UN mission in Georgia assists fact-finding team after recent attack on Government post

A fact-finding team led by the United Nations has begun looking into reports of a weekend attack on a Georgian Government position in the Upper Kodori valley in the north-west of the country.

Members of the UN Observer Mission in Georgia (UNOMIG) are leading the group including representatives from the Government and Abkhaz sides, as well as with those from the Commonwealth of Independent States peacekeeping force, a UN spokesperson told reporters today.

Michele Montas said the joint team had already gone to the Upper Kodori Valley, adding that the UN was taking the reports of Sunday’s attack with “utmost seriousness.”

After the reports surfaced, the Secretary-General’s Special Representative for Georgia, Jean Arnault, immediately contacted the Georgian and Abkhaz sides in order to form the joint fact-finding group, she said.

Last month, a UN-backed group of countries involved in the peace process between the Government and Abkhaz separatists called on both sides to immediately tackle security issues in the north-west.

The Group of Friends referred to the zone of conflict and also to the Upper Kodori valley, which has in the past been the scene of clashes.

UNOMIG was set up in 1993 and expanded following the signing by the parties of the 1994 Agreement on a Ceasefire and Separation of Forces to verify compliance, with patrols of the Kodori valley a specific part of its mandate.

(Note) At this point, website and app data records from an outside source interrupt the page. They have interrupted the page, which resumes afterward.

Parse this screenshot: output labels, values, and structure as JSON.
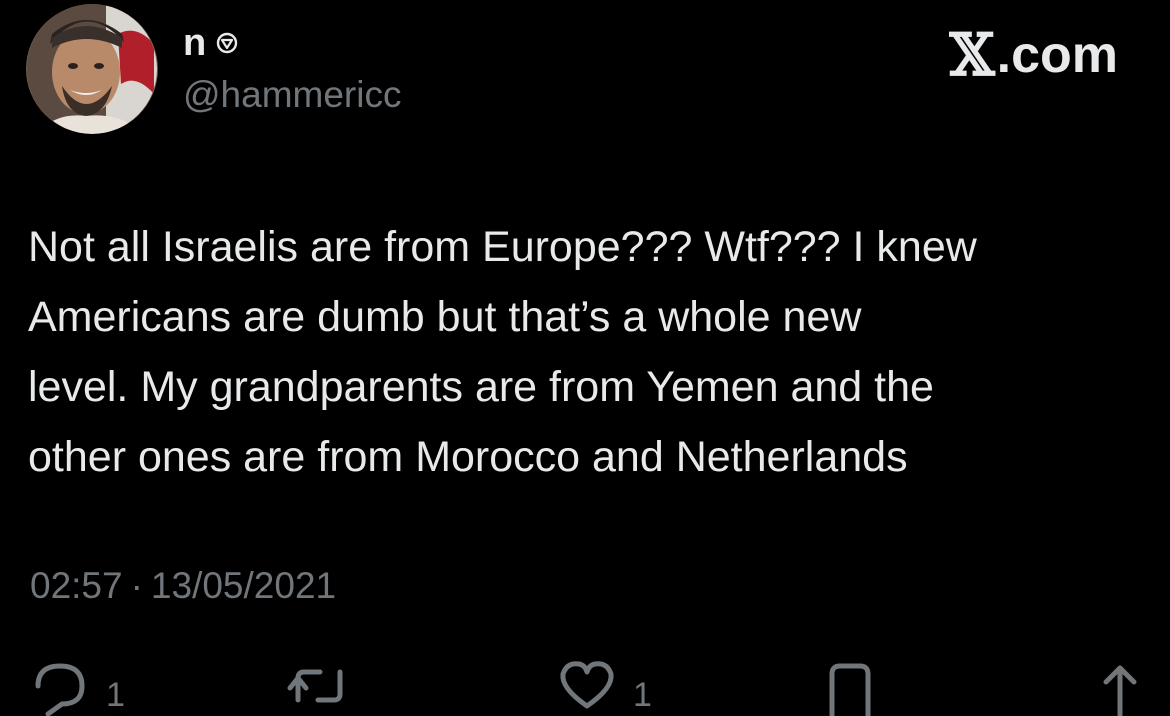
{
  "author": {
    "display_name": "n",
    "handle": "@hammericc",
    "badge_icon": "verified-hexagon-icon",
    "avatar_icon": "avatar-photo"
  },
  "brand": {
    "label": ".com",
    "logo_icon": "x-logo-icon"
  },
  "tweet": {
    "text": "Not all Israelis are from Europe??? Wtf??? I knew\nAmericans are dumb but that’s a whole new\nlevel. My grandparents are from Yemen and the\nother ones are from Morocco and Netherlands",
    "time": "02:57",
    "separator": "·",
    "date": "13/05/2021"
  },
  "actions": {
    "reply": {
      "icon": "reply-icon",
      "count": "1"
    },
    "retweet": {
      "icon": "retweet-icon",
      "count": ""
    },
    "like": {
      "icon": "heart-icon",
      "count": "1"
    },
    "bookmark": {
      "icon": "bookmark-icon",
      "count": ""
    },
    "share": {
      "icon": "share-icon",
      "count": ""
    }
  },
  "colors": {
    "background": "#000000",
    "primary_text": "#e7e9ea",
    "secondary_text": "#71767b"
  }
}
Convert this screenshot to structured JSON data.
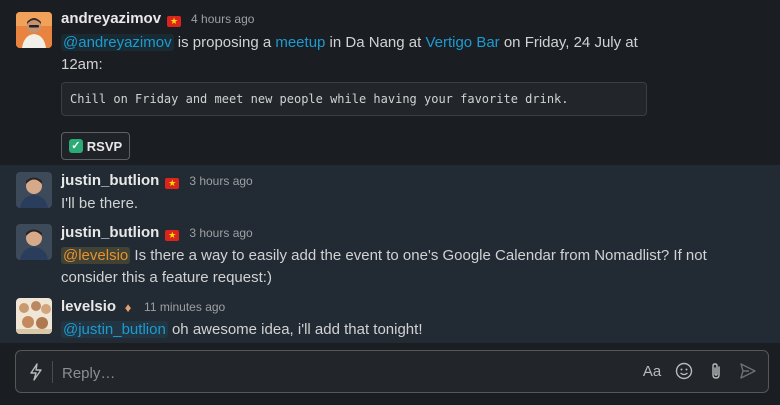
{
  "messages": [
    {
      "user": "andreyazimov",
      "flag": "★",
      "time": "4 hours ago",
      "parts": {
        "mention": "@andreyazimov",
        "t1": " is proposing a ",
        "link1": "meetup",
        "t2": " in Da Nang at ",
        "link2": "Vertigo Bar",
        "t3": " on Friday, 24 July at",
        "t4": "12am:"
      },
      "code": "Chill on Friday and meet new people while having your favorite drink.",
      "rsvp_label": "RSVP"
    },
    {
      "user": "justin_butlion",
      "flag": "★",
      "time": "3 hours ago",
      "text": "I'll be there."
    },
    {
      "user": "justin_butlion",
      "flag": "★",
      "time": "3 hours ago",
      "mention": "@levelsio",
      "text": " Is there a way to easily add the event to one's Google Calendar from Nomadlist? If not consider this a feature request:)"
    },
    {
      "user": "levelsio",
      "flag": "♦",
      "time": "11 minutes ago",
      "mention": "@justin_butlion",
      "text": " oh awesome idea, i'll add that tonight!"
    }
  ],
  "composer": {
    "placeholder": "Reply…",
    "format_label": "Aa",
    "icons": [
      "lightning-icon",
      "format-text-icon",
      "emoji-icon",
      "attach-icon",
      "send-icon"
    ]
  },
  "colors": {
    "background": "#1a1d21",
    "highlight": "#222b33",
    "link": "#1d9bd1",
    "mention_highlight": "#e8912d",
    "flag_red": "#da251d"
  }
}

The Mission currently has some 140 uniformed personnel, including 127 military observers and 12 police, supported by 100 international civilian personnel and 178 local civilian staff.